Genius Voice

Edition #43 features the latest tracks by Jacob Banks, Violence, Bryde, Ezra Furman, and Love Good Fails.

Genius Voice
Jacob Banks

Honestly, it was quite difficult to do the Weekly5. Not because there were too few good songs, quite the contrary actually, but because of the current state of the world.

Stumbling out of pandemic-enforced isolation, we're hoping for some long-needed normality. But now, an open war in Ukraine and the recently published IPCC report on climate change draw an even darker picture. All while the sun shines bright and warm in Switzerland, announcing the first ambassadors of spring. It feels quite disconnected.

Nevertheless, doom-scrolling the news doesn't help us nor the ones affected. So I hope that today's Weekly5—filled with beautiful and genius voices, songwriting, and sounds—may give you a moment of escape and calm.


Jacob Banks – Just When I Thought

I vividly remember the very first gig by Jacob Banks in Switzerland. The Mascotte club in Zurich was completely sold out, the queue went around the block. This was almost five years ago.

With his EP The Boy Who Cried Freedom and its hit single Chainsmoking, the British artist became an instant phenomenon. Unknown (To You), an insanely sad ballad, cemented Banks reputation.

Just when I thought you were ready for me
Kingdoms of the heavens falling
Just when I thought you were ready for me
Thunder and rain is pouring

Now, the man with the voice of a god is back with a new song, Just When I Thought. It's a single that, like Chainsmoking, combines a contemporary sound with the original soul. It slowly drags, synths uncomfortably buzzing in the background.

But just after half of its runtime, Just When I Thought changes gear dramatically, morphing into a warm gospel song. The contrast is shocking, but it works surprisingly well. And listening to Banks' voice is simply pure pleasure.

Violence – Honey

The post-punk revival is getting stronger with every release.
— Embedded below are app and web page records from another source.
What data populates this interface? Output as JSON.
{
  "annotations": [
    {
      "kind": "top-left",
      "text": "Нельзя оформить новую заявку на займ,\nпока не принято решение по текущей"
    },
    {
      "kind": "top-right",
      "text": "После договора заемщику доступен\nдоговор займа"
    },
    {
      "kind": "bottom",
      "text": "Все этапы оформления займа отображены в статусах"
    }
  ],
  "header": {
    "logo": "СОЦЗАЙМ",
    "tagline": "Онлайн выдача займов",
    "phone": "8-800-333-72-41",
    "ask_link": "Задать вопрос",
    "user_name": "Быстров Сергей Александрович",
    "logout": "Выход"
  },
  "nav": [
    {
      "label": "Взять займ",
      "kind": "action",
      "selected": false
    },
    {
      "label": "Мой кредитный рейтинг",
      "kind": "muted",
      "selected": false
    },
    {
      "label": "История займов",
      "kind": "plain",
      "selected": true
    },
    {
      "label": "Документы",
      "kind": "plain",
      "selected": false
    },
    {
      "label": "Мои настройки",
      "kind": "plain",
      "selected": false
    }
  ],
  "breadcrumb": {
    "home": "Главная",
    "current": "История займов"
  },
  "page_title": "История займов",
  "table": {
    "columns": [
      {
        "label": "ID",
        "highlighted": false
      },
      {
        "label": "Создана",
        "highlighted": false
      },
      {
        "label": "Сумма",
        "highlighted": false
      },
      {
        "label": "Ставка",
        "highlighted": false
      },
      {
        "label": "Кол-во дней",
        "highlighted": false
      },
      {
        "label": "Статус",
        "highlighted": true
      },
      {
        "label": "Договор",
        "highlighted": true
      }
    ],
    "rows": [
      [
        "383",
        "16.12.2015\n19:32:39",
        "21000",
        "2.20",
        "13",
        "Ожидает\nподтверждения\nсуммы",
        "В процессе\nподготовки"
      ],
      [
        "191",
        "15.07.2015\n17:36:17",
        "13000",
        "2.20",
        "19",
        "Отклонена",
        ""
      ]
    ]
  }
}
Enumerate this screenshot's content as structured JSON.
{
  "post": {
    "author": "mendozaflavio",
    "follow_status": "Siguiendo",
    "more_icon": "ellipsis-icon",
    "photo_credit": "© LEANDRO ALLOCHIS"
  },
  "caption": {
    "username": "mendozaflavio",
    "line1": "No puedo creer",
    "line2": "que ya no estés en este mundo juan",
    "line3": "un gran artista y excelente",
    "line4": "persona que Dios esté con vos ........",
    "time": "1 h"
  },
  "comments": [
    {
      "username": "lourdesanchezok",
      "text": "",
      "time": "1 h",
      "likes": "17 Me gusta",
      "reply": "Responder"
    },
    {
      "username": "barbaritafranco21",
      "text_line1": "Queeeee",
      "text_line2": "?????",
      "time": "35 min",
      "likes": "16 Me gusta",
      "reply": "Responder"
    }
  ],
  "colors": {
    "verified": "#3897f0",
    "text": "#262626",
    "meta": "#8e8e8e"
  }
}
Fresh bands like Grundeis or VLURE bring this short sonic era back to the present. Part of this new movement in musical darkness and melancholy are Kopenhagen's Violence.